This means that if you’re dealing with someone who demands a perfect logical argument for the acceptance of the truths of faith, you’ll never be able to convince them. Instead, the best thing to say to someone like that is, “Please just pray to God to reveal Himself and His truth to you fully. Open yourself up to what He’s trying to say to you. I can’t show you the truth of the Faith; He’s got to do it. So come and see. But you have to be open.”
A very common issue, when dealing with faith, is that people want to know whether they have to believe all of the propositions of the faith. Does real faith demand that you believe everything the Bible and Church teach? Many people think, “Well, what if I believe ninety-nine percent of what the Church teaches, or even ninety-five percent? What if I just reject a few of the Church’s teachings? I may not get an A+, but I’ll probably get an A, and that’s plenty good enough.
But the thing is, it’s not good enough, because what such a person is really doing is rejecting truth that comes from God, and effectively saying, “God, I accept some of what You say, but not all of it. On these points, I think You’re wrong.” When a person says that, he replaces God and His Book and His Church as the ultimate standard for what is true and false, and substitutes himself. It’s like going to see a doctor, hearing the diagnosis, and saying, “Yeah, the first half of that’s right, but not the second half.” The Doctor would be quite offended, and would most likely answer, “How would you know? Did you go to medical school? Besides, why’d you even come here and ask my opinion if you were going to be the ultimate judge? What do you need me for?”
It’s the same thing with belief. When a person picks and chooses what he’ll believe, he is breaking the bond of trust with God, His Word, and His Church. Besides, what arrogance! We weren’t there when God made the world, when He sent His Son, when He made us and His plan for us. So it is outrageous for us to act as though our knowledge of these matters is equal to His. This doesn’t mean we can’t try to understand these things more fully and more deeply, but we should never make our own personal level of comprehension the measure of truth. That prerogative is reserved to the Divine Truth Himself.
Our faith must have an effect on our lives if it’s to be of any value at all. Recall that when we discussed the virtue of prudence, we pointed out that a person knows the right thing to do, but doesn’t do it, they lack the virtue. The same holds for faith. If what we hold to be true doesn’t somehow change how we behave, then it has no ultimate worth. As St. James pointed out, faith without works is dead.3 Every now and then one hears extremely odd things to the effect that if you just believe certain things to be true, you don’t need to actually do anything. This is an extremely odd standpoint, and one which is totally foreign both to Scripture and Magisterial doctrine.
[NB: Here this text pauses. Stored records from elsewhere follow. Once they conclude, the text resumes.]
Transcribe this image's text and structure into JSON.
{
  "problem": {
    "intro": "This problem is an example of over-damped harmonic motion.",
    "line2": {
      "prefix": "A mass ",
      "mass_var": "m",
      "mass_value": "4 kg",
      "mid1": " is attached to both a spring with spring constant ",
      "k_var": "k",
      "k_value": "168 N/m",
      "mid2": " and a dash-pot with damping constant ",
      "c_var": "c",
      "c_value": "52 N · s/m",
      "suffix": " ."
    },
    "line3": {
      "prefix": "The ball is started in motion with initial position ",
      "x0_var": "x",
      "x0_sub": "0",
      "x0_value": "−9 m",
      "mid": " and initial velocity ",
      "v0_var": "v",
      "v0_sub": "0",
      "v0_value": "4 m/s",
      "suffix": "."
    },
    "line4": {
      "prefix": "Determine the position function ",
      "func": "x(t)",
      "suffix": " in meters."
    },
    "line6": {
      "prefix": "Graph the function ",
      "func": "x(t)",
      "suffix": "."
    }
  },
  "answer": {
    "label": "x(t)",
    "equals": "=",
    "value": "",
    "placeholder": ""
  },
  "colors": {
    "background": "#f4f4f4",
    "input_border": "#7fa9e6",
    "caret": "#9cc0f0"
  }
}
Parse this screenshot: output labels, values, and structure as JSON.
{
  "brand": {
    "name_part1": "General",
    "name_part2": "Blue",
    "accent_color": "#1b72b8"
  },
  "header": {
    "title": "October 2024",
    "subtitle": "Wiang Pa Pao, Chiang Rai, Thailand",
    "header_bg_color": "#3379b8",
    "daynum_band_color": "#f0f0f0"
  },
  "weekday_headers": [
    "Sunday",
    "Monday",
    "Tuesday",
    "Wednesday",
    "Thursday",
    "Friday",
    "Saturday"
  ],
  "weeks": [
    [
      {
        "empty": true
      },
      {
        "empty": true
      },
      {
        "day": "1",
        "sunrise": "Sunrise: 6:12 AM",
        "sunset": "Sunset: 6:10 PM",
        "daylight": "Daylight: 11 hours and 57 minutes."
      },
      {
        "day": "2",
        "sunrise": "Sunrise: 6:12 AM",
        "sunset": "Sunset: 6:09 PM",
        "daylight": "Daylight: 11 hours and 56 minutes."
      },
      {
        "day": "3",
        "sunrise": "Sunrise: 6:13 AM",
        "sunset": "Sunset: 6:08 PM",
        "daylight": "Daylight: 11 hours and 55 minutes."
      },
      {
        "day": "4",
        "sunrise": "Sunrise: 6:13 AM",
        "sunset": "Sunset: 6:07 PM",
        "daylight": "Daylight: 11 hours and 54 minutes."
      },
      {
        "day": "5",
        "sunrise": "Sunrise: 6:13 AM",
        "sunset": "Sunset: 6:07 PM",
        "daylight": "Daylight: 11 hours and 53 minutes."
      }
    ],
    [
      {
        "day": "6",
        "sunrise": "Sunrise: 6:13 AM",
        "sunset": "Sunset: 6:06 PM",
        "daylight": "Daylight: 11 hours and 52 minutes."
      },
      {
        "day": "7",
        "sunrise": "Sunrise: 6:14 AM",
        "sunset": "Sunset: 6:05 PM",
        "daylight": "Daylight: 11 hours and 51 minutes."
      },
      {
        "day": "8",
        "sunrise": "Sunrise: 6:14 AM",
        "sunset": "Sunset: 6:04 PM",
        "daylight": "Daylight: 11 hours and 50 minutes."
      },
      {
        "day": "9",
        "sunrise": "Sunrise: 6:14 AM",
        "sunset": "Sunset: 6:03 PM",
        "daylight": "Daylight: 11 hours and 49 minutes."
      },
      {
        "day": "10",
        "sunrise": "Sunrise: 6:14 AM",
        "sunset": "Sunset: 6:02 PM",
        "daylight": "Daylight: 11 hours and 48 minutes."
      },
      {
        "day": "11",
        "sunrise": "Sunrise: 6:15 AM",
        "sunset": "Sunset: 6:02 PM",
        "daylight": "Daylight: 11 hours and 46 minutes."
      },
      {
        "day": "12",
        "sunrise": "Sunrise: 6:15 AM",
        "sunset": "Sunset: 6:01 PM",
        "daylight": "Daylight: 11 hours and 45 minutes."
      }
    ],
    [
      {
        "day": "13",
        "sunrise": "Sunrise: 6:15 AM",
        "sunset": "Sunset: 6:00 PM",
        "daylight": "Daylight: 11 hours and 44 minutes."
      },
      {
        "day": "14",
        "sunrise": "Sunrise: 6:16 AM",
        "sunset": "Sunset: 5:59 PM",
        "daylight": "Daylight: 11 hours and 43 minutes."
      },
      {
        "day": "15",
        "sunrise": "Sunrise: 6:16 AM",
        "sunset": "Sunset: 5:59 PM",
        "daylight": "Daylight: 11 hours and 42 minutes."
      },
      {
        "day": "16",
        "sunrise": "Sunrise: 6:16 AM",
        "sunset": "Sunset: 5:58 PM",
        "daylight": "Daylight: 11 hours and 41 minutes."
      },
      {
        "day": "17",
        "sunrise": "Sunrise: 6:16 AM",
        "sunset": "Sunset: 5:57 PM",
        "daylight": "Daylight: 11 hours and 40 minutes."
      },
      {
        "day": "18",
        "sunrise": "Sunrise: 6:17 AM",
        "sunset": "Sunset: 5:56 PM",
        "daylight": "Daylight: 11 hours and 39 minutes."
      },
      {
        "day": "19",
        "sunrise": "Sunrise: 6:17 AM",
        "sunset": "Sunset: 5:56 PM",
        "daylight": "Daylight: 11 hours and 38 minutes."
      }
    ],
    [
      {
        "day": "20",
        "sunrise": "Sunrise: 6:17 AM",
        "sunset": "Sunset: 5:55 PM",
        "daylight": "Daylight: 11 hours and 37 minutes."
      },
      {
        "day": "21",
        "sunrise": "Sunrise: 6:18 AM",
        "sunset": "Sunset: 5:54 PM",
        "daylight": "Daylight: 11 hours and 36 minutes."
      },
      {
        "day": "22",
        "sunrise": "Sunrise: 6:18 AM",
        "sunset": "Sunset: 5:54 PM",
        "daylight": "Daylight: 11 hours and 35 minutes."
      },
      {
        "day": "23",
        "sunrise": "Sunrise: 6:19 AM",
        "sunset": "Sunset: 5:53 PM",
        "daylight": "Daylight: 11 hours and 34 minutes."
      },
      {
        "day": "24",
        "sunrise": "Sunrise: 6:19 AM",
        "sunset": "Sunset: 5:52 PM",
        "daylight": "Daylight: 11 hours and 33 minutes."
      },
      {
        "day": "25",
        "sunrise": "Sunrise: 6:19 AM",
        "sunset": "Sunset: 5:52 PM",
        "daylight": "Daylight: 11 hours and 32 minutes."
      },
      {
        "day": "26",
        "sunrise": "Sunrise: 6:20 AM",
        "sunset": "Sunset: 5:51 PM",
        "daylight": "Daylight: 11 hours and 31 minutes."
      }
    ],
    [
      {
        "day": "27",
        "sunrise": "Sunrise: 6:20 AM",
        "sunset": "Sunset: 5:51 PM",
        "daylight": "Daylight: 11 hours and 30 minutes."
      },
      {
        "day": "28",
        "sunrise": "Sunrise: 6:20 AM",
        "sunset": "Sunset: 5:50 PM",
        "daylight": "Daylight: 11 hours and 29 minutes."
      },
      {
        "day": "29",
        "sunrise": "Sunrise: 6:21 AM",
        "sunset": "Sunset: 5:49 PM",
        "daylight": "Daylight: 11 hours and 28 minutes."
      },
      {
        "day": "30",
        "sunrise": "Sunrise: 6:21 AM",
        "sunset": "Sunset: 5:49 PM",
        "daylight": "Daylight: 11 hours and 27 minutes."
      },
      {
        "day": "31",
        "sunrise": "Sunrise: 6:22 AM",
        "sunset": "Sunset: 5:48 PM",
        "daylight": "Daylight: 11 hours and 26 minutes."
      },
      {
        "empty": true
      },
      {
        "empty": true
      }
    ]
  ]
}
On the contrary, the greatest example of the virtue of faith, the Father of Faith, proved his faith by his action. Abraham actively lived out his faith by showing his willingness to obey the divine command to sacrifice what was most dear in his life. This is our call as well: to believe God, to believe what He says in His revelation to us, and then to courageously act on that information, regardless of the cost.
1 Jn 4:42.
2 Jn 20:29
3 Ja 2:17
[An adaptation of the work of Germain Grisez and his colleagues]
To read the previous installment in our series on the Virtues, click here.
To read the next installment, click here.
To read our Introduction to the Virtues, read here:
Reprinted with kind permission of the Holy Family School of Faith